In the opening of his film “Religulous,” Bill Maher says, “If there's one thing I hate more than prophecy, it's self-fulfilling prophecy.”
So when Maher, a comedian who equates hearing the voice of God to insanity, finds in his tour of world religions that they're all just dangerous, nonsensical lies, you've got to wonder — what's new?
At least Maher seems genuinely interested in conversing with the believers he interviews in such strongholds of piety as Jerusalem, Orlando and the office of Arkansas Sen. Mark Pryor. Along the way, he does find, and welcomes, a couple of intellectually honest clergymen (in the Vatican, of all places — who knew it maintained an observatory?).
But mostly, he revels in dousing dogma with bucketloads of blunt doubt: “I preach the gospel of ‘I Don't Know.' ” Those who admit to hav-ing doubts, he communes with. Those who profess certitude, well, they mostly get whacked. He also — and this is a big one — earns some laughs.
If Maher the wandering philosopher/jester/muckraker doesn't tickle you, “Religulous” is flippantly peppered with footage of old Bible mov-ies, televangelists, news and cartoons, compounding the blasphemy. The good news is, whatever your least-favorite religion may be, it proba-bly gets insulted here.
Relentlessly cocksure and respectfully combative throughout, Maher is convinced religions are so high on their own fictions that they threaten our very civilization. Director Larry Charles (the “Seinfeld” producer turned “Borat” director) gives us Maher monologues mostly in transit, in a passenger van, as America and its “Hell Is Real” billboards roll past in the window. Half-Jewish and raised Catholic, Maher explains that he doesn't have anything against God per se; he was, in fact, making deals with the Almighty into his 40s. “Not having faith,” he tells some truck-ers in North Carolina, “is a luxury.”
Unless you're in prison or a foxhole, though, he wants you to grow up. When one Michigan Christian tells Maher, “You don't believe in miracles,” Maher replies, “Of course not! I'm not 10!”
Judaism comes off as a bog of superstition, Islam as superficially welcoming but in denial, Scientology and Mormonism as pure kooki-ness.
Sen. Pryor frankly does Arkansas no favors by buttressing his professed belief in creationism with a claim that the jury's still out on evolu-tion. Maher insists that, no, science is fairly sure about that one, and that to believe in creationism is to believe in a talking snake. Pryor jokes that there's no IQ test to enter the U.S. Senate. Maher, for once, doesn't join in the laugh.

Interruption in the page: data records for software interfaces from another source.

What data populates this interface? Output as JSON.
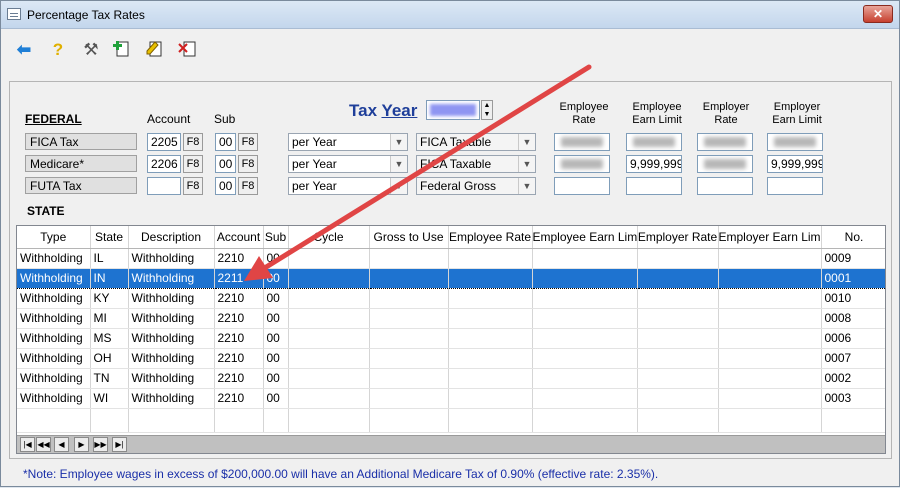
{
  "window": {
    "title": "Percentage Tax Rates",
    "close_glyph": "✕"
  },
  "toolbar": {
    "icons": [
      "back-arrow-icon",
      "help-icon",
      "tools-icon",
      "add-document-icon",
      "edit-document-icon",
      "delete-document-icon"
    ]
  },
  "federal": {
    "heading": "FEDERAL",
    "account_header": "Account",
    "sub_header": "Sub",
    "tax_year_label_a": "Tax ",
    "tax_year_label_b": "Year",
    "col_employee_rate": "Employee Rate",
    "col_employee_earn_limit": "Employee Earn Limit",
    "col_employer_rate": "Employer Rate",
    "col_employer_earn_limit": "Employer Earn Limit",
    "f8": "F8",
    "rows": [
      {
        "name": "FICA Tax",
        "account": "2205",
        "sub": "00",
        "cycle": "per Year",
        "gross": "FICA Taxable",
        "employee_earn_limit": "",
        "employer_earn_limit": ""
      },
      {
        "name": "Medicare*",
        "account": "2206",
        "sub": "00",
        "cycle": "per Year",
        "gross": "FICA Taxable",
        "employee_earn_limit": "9,999,999",
        "employer_earn_limit": "9,999,999"
      },
      {
        "name": "FUTA Tax",
        "account": "",
        "sub": "00",
        "cycle": "per Year",
        "gross": "Federal Gross",
        "employee_earn_limit": "",
        "employer_earn_limit": ""
      }
    ]
  },
  "state": {
    "heading": "STATE",
    "columns": [
      "Type",
      "State",
      "Description",
      "Account",
      "Sub",
      "Cycle",
      "Gross to Use",
      "Employee Rate",
      "Employee Earn Limit",
      "Employer Rate",
      "Employer Earn Limit",
      "No."
    ],
    "rows": [
      {
        "type": "Withholding",
        "state": "IL",
        "description": "Withholding",
        "account": "2210",
        "sub": "00",
        "no": "0009"
      },
      {
        "type": "Withholding",
        "state": "IN",
        "description": "Withholding",
        "account": "2211",
        "sub": "00",
        "no": "0001"
      },
      {
        "type": "Withholding",
        "state": "KY",
        "description": "Withholding",
        "account": "2210",
        "sub": "00",
        "no": "0010"
      },
      {
        "type": "Withholding",
        "state": "MI",
        "description": "Withholding",
        "account": "2210",
        "sub": "00",
        "no": "0008"
      },
      {
        "type": "Withholding",
        "state": "MS",
        "description": "Withholding",
        "account": "2210",
        "sub": "00",
        "no": "0006"
      },
      {
        "type": "Withholding",
        "state": "OH",
        "description": "Withholding",
        "account": "2210",
        "sub": "00",
        "no": "0007"
      },
      {
        "type": "Withholding",
        "state": "TN",
        "description": "Withholding",
        "account": "2210",
        "sub": "00",
        "no": "0002"
      },
      {
        "type": "Withholding",
        "state": "WI",
        "description": "Withholding",
        "account": "2210",
        "sub": "00",
        "no": "0003"
      }
    ],
    "selected_index": 1,
    "nav_buttons": [
      "|◀",
      "◀◀",
      "◀",
      "▶",
      "▶▶",
      "▶|"
    ]
  },
  "note": "*Note: Employee wages in excess of $200,000.00 will have an Additional Medicare Tax of 0.90% (effective rate: 2.35%).",
  "colors": {
    "selection": "#1e73d0",
    "annotation_arrow": "#e04545",
    "tax_year_label": "#1f3f9a",
    "note_text": "#1a2fa8"
  }
}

“Religulous” mostly plays like thoughtful standup and guerilla filmmaking until its obnoxiously overindulgent final five minutes, in which Maher and Charles melt into screed, insisting that no one looking for the End Times should be allowed near any levers of war. While on a mis-sion to sow doubt, Maher reveals himself to be a borderline atheistic zealot: “Religion must die for mankind to live.” But for what it's worth, the crowd at the late Sunday showing at Little Rock's Market Street Cinema applauded as the final credits rolled. Put your hands together, skep-tics, as Brother Maher testifies.
Sheila Kennedy, a professor of architecture at the Massachusetts Institute of Technology and founder of Kennedy & Violich Architecture Ltd., will give the June Freeman lecture tonight at the Arkansas Arts Center, part of the Architecture + Design Network series at the Arkansas Arts Center.

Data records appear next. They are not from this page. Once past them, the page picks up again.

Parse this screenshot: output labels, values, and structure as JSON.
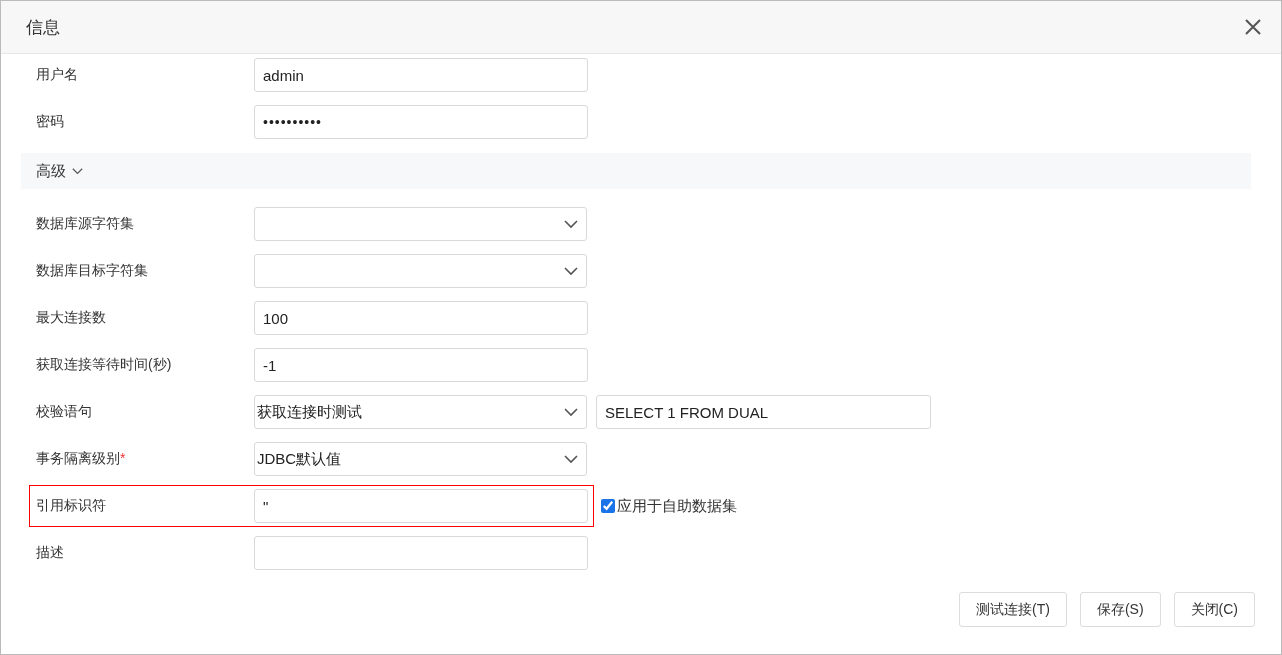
{
  "dialog": {
    "title": "信息"
  },
  "rows": [
    {
      "kind": "input",
      "label": "用户名",
      "value": "admin"
    },
    {
      "kind": "password",
      "label": "密码",
      "value": "••••••••••"
    },
    {
      "kind": "section",
      "label": "高级",
      "expanded": true
    },
    {
      "kind": "select",
      "label": "数据库源字符集"
    },
    {
      "kind": "select",
      "label": "数据库目标字符集"
    },
    {
      "kind": "input",
      "label": "最大连接数",
      "value": "100"
    },
    {
      "kind": "input",
      "label": "获取连接等待时间(秒)",
      "value": "-1"
    },
    {
      "kind": "select",
      "label": "校验语句",
      "value": "获取连接时测试",
      "extra_field": "SELECT 1 FROM DUAL"
    },
    {
      "kind": "select",
      "label": "事务隔离级别",
      "value": "JDBC默认值",
      "required_mark": "*"
    },
    {
      "kind": "input",
      "label": "引用标识符",
      "value": "\"",
      "highlighted": true,
      "checkbox": {
        "label": "应用于自助数据集",
        "checked": true
      }
    },
    {
      "kind": "input",
      "label": "描述"
    }
  ],
  "buttons": [
    "测试连接(T)",
    "保存(S)",
    "关闭(C)"
  ]
}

A former mental health agency director has won a default judgment worth $358,000 over a claim for unpaid retirement pay and Sen. Jeremy Hutchinson is apparently to blame for failure to respond to pleadings in the case.
Sen. Tom Cotton, cordial to a fault, appeared before a capacity crowd at the 2,200 seat Pat Walker Performing Arts Center at Springdale High tonight to a mixed chorus of clapping and boos. Other than polite applause when he introduced his mom and dad and a still moment as he led the crowd in a recitation of the Pledge of Allegiance — his night didn't get much better from there.